The terms agency theory or principal-agent relationship subsume microeconomic models that essentially describe a delegation. One person or party, the principal, entrusts the other person or party, the agent, with a task. The principal can only partially control the agent. We are looking for a remuneration structure or a form of profit sharing so that the agent, in his own interest, behaves in a way that meets the goals and wishes of the principal as much as possible.
To study the delegation, microeconomic models were built. It used to be assumed that the client had complete information about all actions of the contractor or could easily obtain it, for example through appropriate controls or through detailed reports. Then the level and type of effort and commitment of the agent could be directly contracted.
Agent and principal can freely agree performance and consideration. In reality, the assumption of complete information is seldom given. For about twenty-five years, therefore, microeconomic models have been created in which one party (client, principal) can neither observe all actions, nor the efforts or qualifications of the other party (contractor, agent) free of charge.
The agent has room for maneuver that the principal cannot oversee. Because the behavior and use of the agent cannot be determined beyond doubt, even in retrospect, it is impossible to make it part of the contract. The specialty of the agency theory is the asymmetrical information. Even in retrospect, the principal cannot determine exactly how much the agent really put in or tried to fulfill the task.
· The agent has discretionary room for maneuver, and the principal himself cannot check all the agent's actions in detail ex post. On the one hand it will be impossible to measure the intention and the real commitment, on the other hand the examinations cause costs.
· The agent, however, has his own goals, for example he appreciates comfort and feels the individual costs of increased exertion. The agent will therefore behave within the scope of his discretionary scope of action in a way that does not necessarily have to harmonize with the goals of the principal.
· The principal would like to design the remuneration structure in such a way that the agent, now in his own interest, advocates something that meets the goals of the principal.
Applications of agency theory include the relationship between the shareholders (as principal) and the chief executive officer as agent) of a public company.
Agency theory does not assume that managers secretly want to reduce their workload in order to have more free time. Everyone will agree that top managers are there for the company day and night, neglecting their health and family. But top managers can present essential decisions such as large investments and acquisitions to the shareholders in such a way that it remains open to what extent striving for value creation and to what extent egocentricity and the desire for the Empire Building may lead.
In the case of acquisitions in particular, the behavior of manager agents can be to the detriment of shareholder principals. Often the distortion - away from the "pure" value orientation towards personal "preference" - is not even fully conscious of the top managers. In order for a top manager to be able to lead and convince powerfully, he or she must be self-confident. For this reason, there are supervisory bodies that tend to exercise the role of critical and distanced control. Empire Building is not just an expression of self-confident bosses, but a sign of insufficient control by the board and false incentives.
Of course, there are also reverse agency relationships, for example in the sense that managers feel they are “dependent” on all or individual equity providers and ask themselves what they can do to get shareholders to be more loyal to the company.
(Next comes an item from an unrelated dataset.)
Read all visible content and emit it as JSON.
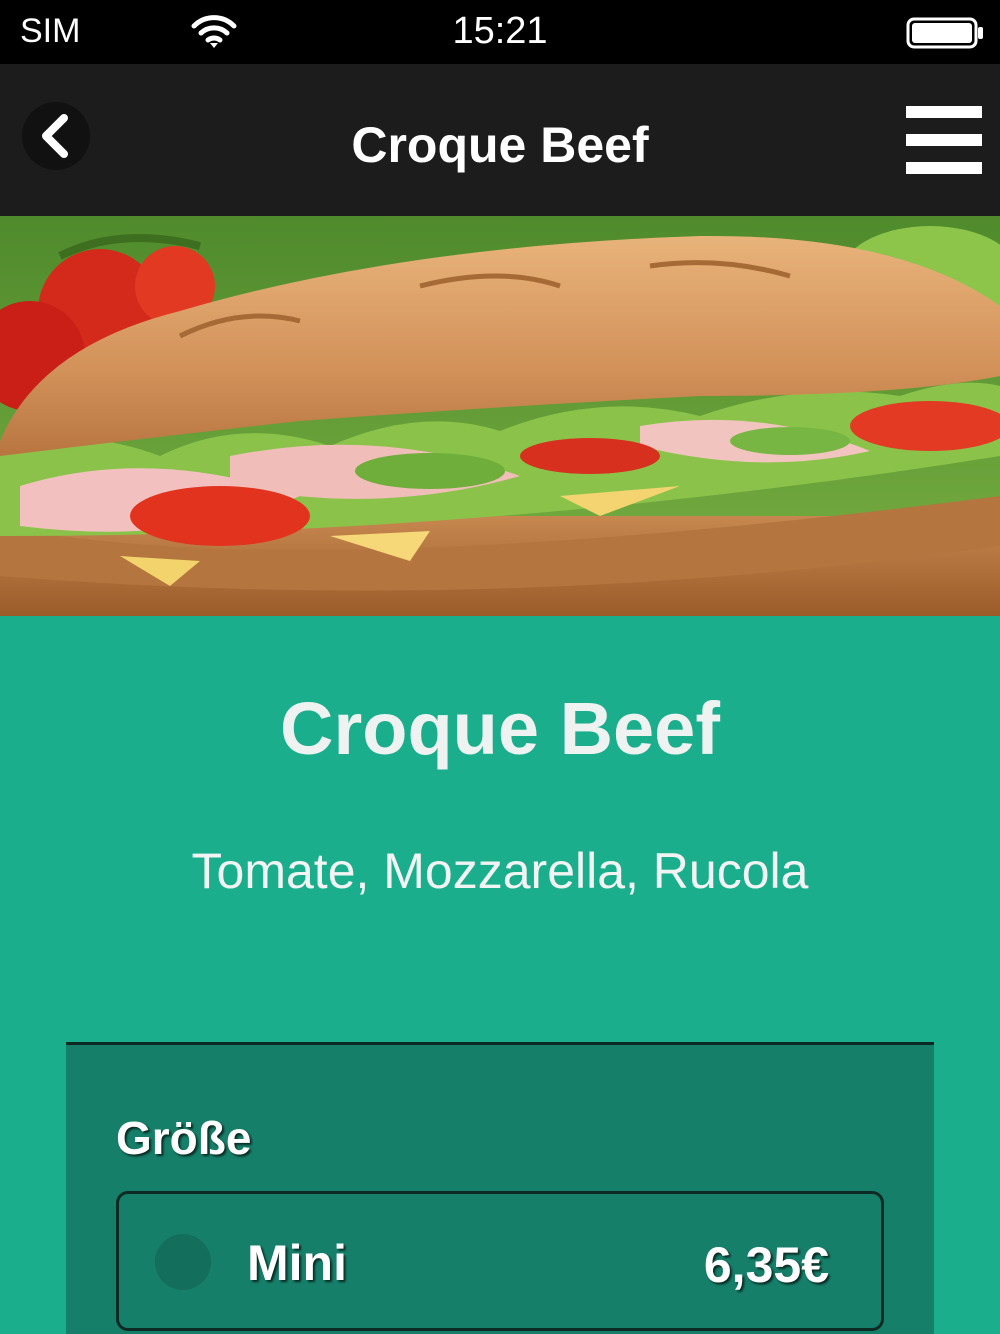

In this case, the managers would be the principals and the shareholders would be the agents.
In a real life cooperation, the cooperation between two parties relates to several dimensions, and the asymmetric information can exist in one direction in some of these dimensions and in the opposite direction in others. The approaches described are of great practical importance for value creation management. The recommendation is to provide suitable motivation and to try in the organization to avoid losses due to asymmetrical information distribution.